** Opening DATASET ENTRIES block **

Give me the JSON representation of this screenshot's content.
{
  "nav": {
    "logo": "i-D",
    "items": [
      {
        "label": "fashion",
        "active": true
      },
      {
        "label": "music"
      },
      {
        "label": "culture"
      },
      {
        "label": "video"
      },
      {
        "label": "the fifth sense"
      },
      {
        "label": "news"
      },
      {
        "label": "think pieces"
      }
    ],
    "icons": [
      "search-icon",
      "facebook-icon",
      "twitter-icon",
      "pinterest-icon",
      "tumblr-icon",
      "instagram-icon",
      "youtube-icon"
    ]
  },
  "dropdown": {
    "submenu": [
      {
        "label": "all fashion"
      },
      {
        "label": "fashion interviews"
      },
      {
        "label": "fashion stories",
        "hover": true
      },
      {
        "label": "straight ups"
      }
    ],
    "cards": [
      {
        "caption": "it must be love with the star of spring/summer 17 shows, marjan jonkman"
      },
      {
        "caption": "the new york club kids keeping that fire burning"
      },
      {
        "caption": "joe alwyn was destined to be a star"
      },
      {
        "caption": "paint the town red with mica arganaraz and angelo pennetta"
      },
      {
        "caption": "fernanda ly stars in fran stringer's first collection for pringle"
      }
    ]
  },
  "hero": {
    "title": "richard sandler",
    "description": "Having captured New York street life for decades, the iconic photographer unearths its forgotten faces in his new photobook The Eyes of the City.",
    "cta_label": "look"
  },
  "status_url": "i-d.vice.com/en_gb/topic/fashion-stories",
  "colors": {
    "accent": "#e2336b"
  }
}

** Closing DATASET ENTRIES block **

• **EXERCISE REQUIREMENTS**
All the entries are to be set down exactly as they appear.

• **YOUR SOLUTION**
Give me the JSON representation of this screenshot's content.
{
  "nav": {
    "logo": "i-D",
    "items": [
      {
        "label": "fashion",
        "active": true
      },
      {
        "label": "music"
      },
      {
        "label": "culture"
      },
      {
        "label": "video"
      },
      {
        "label": "the fifth sense"
      },
      {
        "label": "news"
      },
      {
        "label": "think pieces"
      }
    ],
    "icons": [
      "search-icon",
      "facebook-icon",
      "twitter-icon",
      "pinterest-icon",
      "tumblr-icon",
      "instagram-icon",
      "youtube-icon"
    ]
  },
  "dropdown": {
    "submenu": [
      {
        "label": "all fashion"
      },
      {
        "label": "fashion interviews"
      },
      {
        "label": "fashion stories",
        "hover": true
      },
      {
        "label": "straight ups"
      }
    ],
    "cards": [
      {
        "caption": "it must be love with the star of spring/summer 17 shows, marjan jonkman"
      },
      {
        "caption": "the new york club kids keeping that fire burning"
      },
      {
        "caption": "joe alwyn was destined to be a star"
      },
      {
        "caption": "paint the town red with mica arganaraz and angelo pennetta"
      },
      {
        "caption": "fernanda ly stars in fran stringer's first collection for pringle"
      }
    ]
  },
  "hero": {
    "title": "richard sandler",
    "description": "Having captured New York street life for decades, the iconic photographer unearths its forgotten faces in his new photobook The Eyes of the City.",
    "cta_label": "look"
  },
  "status_url": "i-d.vice.com/en_gb/topic/fashion-stories",
  "colors": {
    "accent": "#e2336b"
  }
}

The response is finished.